References in periodicals archive ?
These linkages serve to increase flexibility and reduce the glass transition temperature.
This rapid change in modulus is associated with a very important phenomenon that all polymers exhibit, called the glass transition. This transition is a relaxation that involves the amorphous portion of the material.
As a model case, they focused on glass transition temperature, an index of heat resistance.
KUWAIT, Aug 27 (KUNA) -- The Kuwait Institute for Scientific Research (KISR) has registered an unprecedented patent for measurement of glass transition temperatures of polymers.
With its high glass transition temperature and high crystallinity, the mechanical performance and the heat-aging performance of ForTii Ace are superior to rival polyphthalamides based on polyamides 6T, 9T and 10T.
The ink composition includes a mono-functional monomer having a glass transition point of -30[degrees]C or lower, and a polyfunctional monomer having a glass transition point of 0[degrees]C or lower.

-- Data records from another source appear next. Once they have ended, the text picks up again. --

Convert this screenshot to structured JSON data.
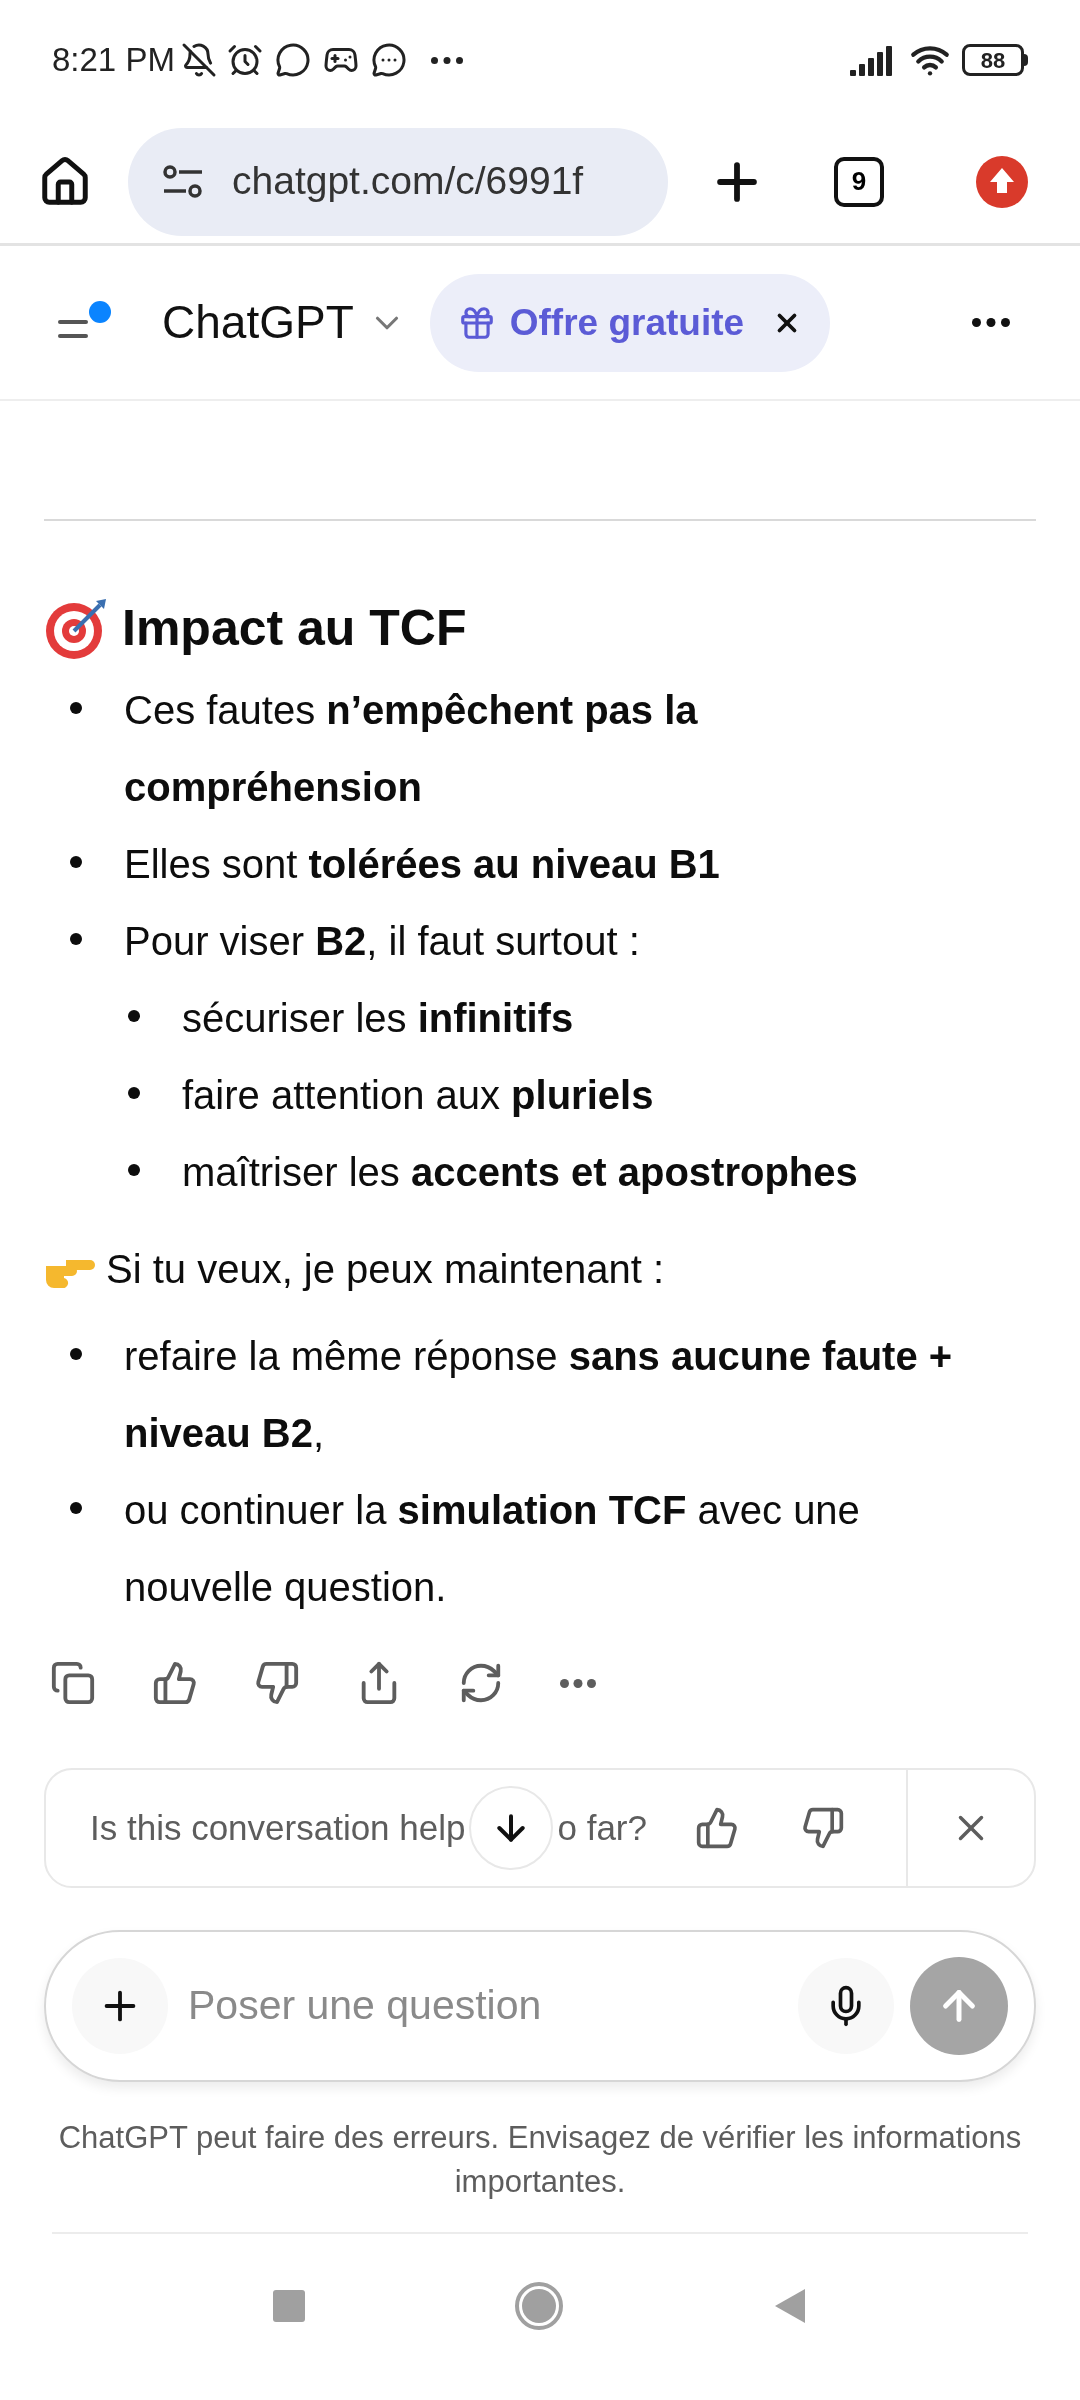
{
  "status_bar": {
    "time": "8:21 PM",
    "battery": "88"
  },
  "browser": {
    "url": "chatgpt.com/c/6991f",
    "tab_count": "9"
  },
  "header": {
    "title": "ChatGPT",
    "promo": "Offre gratuite"
  },
  "message": {
    "heading": "Impact au TCF",
    "bullets": [
      {
        "text": "Ces fautes **n’empêchent pas la compréhension**"
      },
      {
        "text": "Elles sont **tolérées au niveau B1**"
      },
      {
        "text": "Pour viser **B2**, il faut surtout :",
        "children": [
          {
            "text": "sécuriser les **infinitifs**"
          },
          {
            "text": "faire attention aux **pluriels**"
          },
          {
            "text": "maîtriser les **accents et apostrophes**"
          }
        ]
      }
    ],
    "prompt": "Si tu veux, je peux maintenant :",
    "options": [
      {
        "text": "refaire la même réponse **sans aucune faute + niveau B2**,"
      },
      {
        "text": "ou continuer la **simulation TCF** avec une nouvelle question."
      }
    ]
  },
  "feedback": {
    "question_start": "Is this conversation help",
    "question_end": "o far?"
  },
  "composer": {
    "placeholder": "Poser une question"
  },
  "disclaimer": "ChatGPT peut faire des erreurs. Envisagez de vérifier les informations importantes."
}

They cover density, thermal properties, and the glass transition temperature of glasses; infrared spectroscopy; Raman spectroscopy; Brillouin light scattering; neutron diffraction techniques for structural studies; X-ray diffraction from glass; X-ray absorption fine structure (SAFS) spectroscopy and glass structure; nuclear magnetic resonance spectroscopy; advanced dipolar solid-state nuclear magnetic resonance spectroscopy; and atom probe tomography.
More specifically, chemists and physicists have struggled to describe key aspects of the glass transition, such as the concept of molecular "cages" that form as the temperature drops and the surface begins to harden.
However their low thermal stability (low glass transition temperature) or their tendency to crystallize prevent their use in OLED products.
In a certain temperature range, this change reaches the maximum, the storage modulus decreases rapidly, and this temperature range is the glass transition region.
The thermal expansion was obtained over a range of 30[degrees] to 210[degrees]C, while the glass transition temperature ([T.sub.g]) was determined by the differential thermogravimetric analysis (Setaram instrumentation Labsys DTA/6) at heating rate of 20 K [min.sup.-1].
Chemists and physicists who specialize in glass present a range of modern theoretical and experimental views of the glass transition and relaxations in glassy systems, phenomena that have perplexed scientists, artisans, and artists since ancient times.